WORK TO BE COMPLETED
Would you reproduce the entries exactly, including every line?

RECORD SET
-----
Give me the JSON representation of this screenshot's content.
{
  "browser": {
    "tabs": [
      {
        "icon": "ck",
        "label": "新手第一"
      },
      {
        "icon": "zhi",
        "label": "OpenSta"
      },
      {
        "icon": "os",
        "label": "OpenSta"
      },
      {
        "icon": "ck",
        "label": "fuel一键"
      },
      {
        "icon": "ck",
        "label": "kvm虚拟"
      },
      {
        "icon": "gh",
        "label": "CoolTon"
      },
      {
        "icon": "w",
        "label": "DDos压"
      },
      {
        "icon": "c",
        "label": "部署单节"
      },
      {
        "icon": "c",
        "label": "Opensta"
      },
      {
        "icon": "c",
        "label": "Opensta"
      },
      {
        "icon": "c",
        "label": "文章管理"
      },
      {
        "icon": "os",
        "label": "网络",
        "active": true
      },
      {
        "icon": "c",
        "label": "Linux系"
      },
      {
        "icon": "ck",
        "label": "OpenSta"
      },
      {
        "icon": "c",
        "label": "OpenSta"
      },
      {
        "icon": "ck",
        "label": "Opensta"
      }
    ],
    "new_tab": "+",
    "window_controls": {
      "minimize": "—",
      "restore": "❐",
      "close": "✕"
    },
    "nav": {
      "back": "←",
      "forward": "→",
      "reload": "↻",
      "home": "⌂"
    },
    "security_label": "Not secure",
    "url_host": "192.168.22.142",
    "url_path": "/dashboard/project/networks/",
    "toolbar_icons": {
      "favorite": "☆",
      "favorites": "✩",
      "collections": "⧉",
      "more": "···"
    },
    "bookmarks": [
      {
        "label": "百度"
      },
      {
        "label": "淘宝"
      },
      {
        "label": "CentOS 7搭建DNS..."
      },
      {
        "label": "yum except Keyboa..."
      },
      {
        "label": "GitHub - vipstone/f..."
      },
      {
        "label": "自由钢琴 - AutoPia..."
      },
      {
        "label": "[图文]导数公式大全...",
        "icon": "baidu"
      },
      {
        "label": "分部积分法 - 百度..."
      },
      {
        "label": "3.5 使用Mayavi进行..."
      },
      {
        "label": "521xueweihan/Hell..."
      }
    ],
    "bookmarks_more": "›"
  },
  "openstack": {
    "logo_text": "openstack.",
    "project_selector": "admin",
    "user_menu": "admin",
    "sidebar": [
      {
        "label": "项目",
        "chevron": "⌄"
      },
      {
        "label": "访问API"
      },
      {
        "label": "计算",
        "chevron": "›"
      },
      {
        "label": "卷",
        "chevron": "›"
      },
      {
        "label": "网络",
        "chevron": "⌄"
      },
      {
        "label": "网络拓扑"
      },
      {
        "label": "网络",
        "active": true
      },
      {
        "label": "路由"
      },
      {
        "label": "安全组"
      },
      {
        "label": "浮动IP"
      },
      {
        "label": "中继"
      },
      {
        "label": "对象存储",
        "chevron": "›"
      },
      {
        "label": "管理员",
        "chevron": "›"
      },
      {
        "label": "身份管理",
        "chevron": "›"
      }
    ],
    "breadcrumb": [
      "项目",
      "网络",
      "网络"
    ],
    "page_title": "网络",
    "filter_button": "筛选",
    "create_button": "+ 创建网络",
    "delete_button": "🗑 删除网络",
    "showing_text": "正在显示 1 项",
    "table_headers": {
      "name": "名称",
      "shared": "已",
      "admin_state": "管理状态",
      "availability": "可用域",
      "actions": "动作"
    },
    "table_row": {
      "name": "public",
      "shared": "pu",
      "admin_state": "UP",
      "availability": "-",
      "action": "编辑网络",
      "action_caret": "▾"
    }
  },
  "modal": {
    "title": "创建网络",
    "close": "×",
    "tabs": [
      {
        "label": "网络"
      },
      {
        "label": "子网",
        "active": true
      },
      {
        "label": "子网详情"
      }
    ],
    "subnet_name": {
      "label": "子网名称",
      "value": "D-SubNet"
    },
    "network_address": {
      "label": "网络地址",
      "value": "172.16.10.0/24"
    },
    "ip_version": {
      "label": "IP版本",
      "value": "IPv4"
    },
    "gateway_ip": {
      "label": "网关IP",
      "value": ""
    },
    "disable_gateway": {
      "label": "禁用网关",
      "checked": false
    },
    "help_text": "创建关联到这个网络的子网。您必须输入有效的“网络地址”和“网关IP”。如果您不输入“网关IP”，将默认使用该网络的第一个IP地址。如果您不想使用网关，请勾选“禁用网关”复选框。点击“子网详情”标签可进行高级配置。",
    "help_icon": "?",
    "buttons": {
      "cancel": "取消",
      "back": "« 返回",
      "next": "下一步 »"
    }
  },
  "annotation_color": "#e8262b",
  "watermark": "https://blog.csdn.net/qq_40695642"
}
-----
FINISHED EXERCISE
Give me the JSON representation of this screenshot's content.
{
  "browser": {
    "tabs": [
      {
        "icon": "ck",
        "label": "新手第一"
      },
      {
        "icon": "zhi",
        "label": "OpenSta"
      },
      {
        "icon": "os",
        "label": "OpenSta"
      },
      {
        "icon": "ck",
        "label": "fuel一键"
      },
      {
        "icon": "ck",
        "label": "kvm虚拟"
      },
      {
        "icon": "gh",
        "label": "CoolTon"
      },
      {
        "icon": "w",
        "label": "DDos压"
      },
      {
        "icon": "c",
        "label": "部署单节"
      },
      {
        "icon": "c",
        "label": "Opensta"
      },
      {
        "icon": "c",
        "label": "Opensta"
      },
      {
        "icon": "c",
        "label": "文章管理"
      },
      {
        "icon": "os",
        "label": "网络",
        "active": true
      },
      {
        "icon": "c",
        "label": "Linux系"
      },
      {
        "icon": "ck",
        "label": "OpenSta"
      },
      {
        "icon": "c",
        "label": "OpenSta"
      },
      {
        "icon": "ck",
        "label": "Opensta"
      }
    ],
    "new_tab": "+",
    "window_controls": {
      "minimize": "—",
      "restore": "❐",
      "close": "✕"
    },
    "nav": {
      "back": "←",
      "forward": "→",
      "reload": "↻",
      "home": "⌂"
    },
    "security_label": "Not secure",
    "url_host": "192.168.22.142",
    "url_path": "/dashboard/project/networks/",
    "toolbar_icons": {
      "favorite": "☆",
      "favorites": "✩",
      "collections": "⧉",
      "more": "···"
    },
    "bookmarks": [
      {
        "label": "百度"
      },
      {
        "label": "淘宝"
      },
      {
        "label": "CentOS 7搭建DNS..."
      },
      {
        "label": "yum except Keyboa..."
      },
      {
        "label": "GitHub - vipstone/f..."
      },
      {
        "label": "自由钢琴 - AutoPia..."
      },
      {
        "label": "[图文]导数公式大全...",
        "icon": "baidu"
      },
      {
        "label": "分部积分法 - 百度..."
      },
      {
        "label": "3.5 使用Mayavi进行..."
      },
      {
        "label": "521xueweihan/Hell..."
      }
    ],
    "bookmarks_more": "›"
  },
  "openstack": {
    "logo_text": "openstack.",
    "project_selector": "admin",
    "user_menu": "admin",
    "sidebar": [
      {
        "label": "项目",
        "chevron": "⌄"
      },
      {
        "label": "访问API"
      },
      {
        "label": "计算",
        "chevron": "›"
      },
      {
        "label": "卷",
        "chevron": "›"
      },
      {
        "label": "网络",
        "chevron": "⌄"
      },
      {
        "label": "网络拓扑"
      },
      {
        "label": "网络",
        "active": true
      },
      {
        "label": "路由"
      },
      {
        "label": "安全组"
      },
      {
        "label": "浮动IP"
      },
      {
        "label": "中继"
      },
      {
        "label": "对象存储",
        "chevron": "›"
      },
      {
        "label": "管理员",
        "chevron": "›"
      },
      {
        "label": "身份管理",
        "chevron": "›"
      }
    ],
    "breadcrumb": [
      "项目",
      "网络",
      "网络"
    ],
    "page_title": "网络",
    "filter_button": "筛选",
    "create_button": "+ 创建网络",
    "delete_button": "🗑 删除网络",
    "showing_text": "正在显示 1 项",
    "table_headers": {
      "name": "名称",
      "shared": "已",
      "admin_state": "管理状态",
      "availability": "可用域",
      "actions": "动作"
    },
    "table_row": {
      "name": "public",
      "shared": "pu",
      "admin_state": "UP",
      "availability": "-",
      "action": "编辑网络",
      "action_caret": "▾"
    }
  },
  "modal": {
    "title": "创建网络",
    "close": "×",
    "tabs": [
      {
        "label": "网络"
      },
      {
        "label": "子网",
        "active": true
      },
      {
        "label": "子网详情"
      }
    ],
    "subnet_name": {
      "label": "子网名称",
      "value": "D-SubNet"
    },
    "network_address": {
      "label": "网络地址",
      "value": "172.16.10.0/24"
    },
    "ip_version": {
      "label": "IP版本",
      "value": "IPv4"
    },
    "gateway_ip": {
      "label": "网关IP",
      "value": ""
    },
    "disable_gateway": {
      "label": "禁用网关",
      "checked": false
    },
    "help_text": "创建关联到这个网络的子网。您必须输入有效的“网络地址”和“网关IP”。如果您不输入“网关IP”，将默认使用该网络的第一个IP地址。如果您不想使用网关，请勾选“禁用网关”复选框。点击“子网详情”标签可进行高级配置。",
    "help_icon": "?",
    "buttons": {
      "cancel": "取消",
      "back": "« 返回",
      "next": "下一步 »"
    }
  },
  "annotation_color": "#e8262b",
  "watermark": "https://blog.csdn.net/qq_40695642"
}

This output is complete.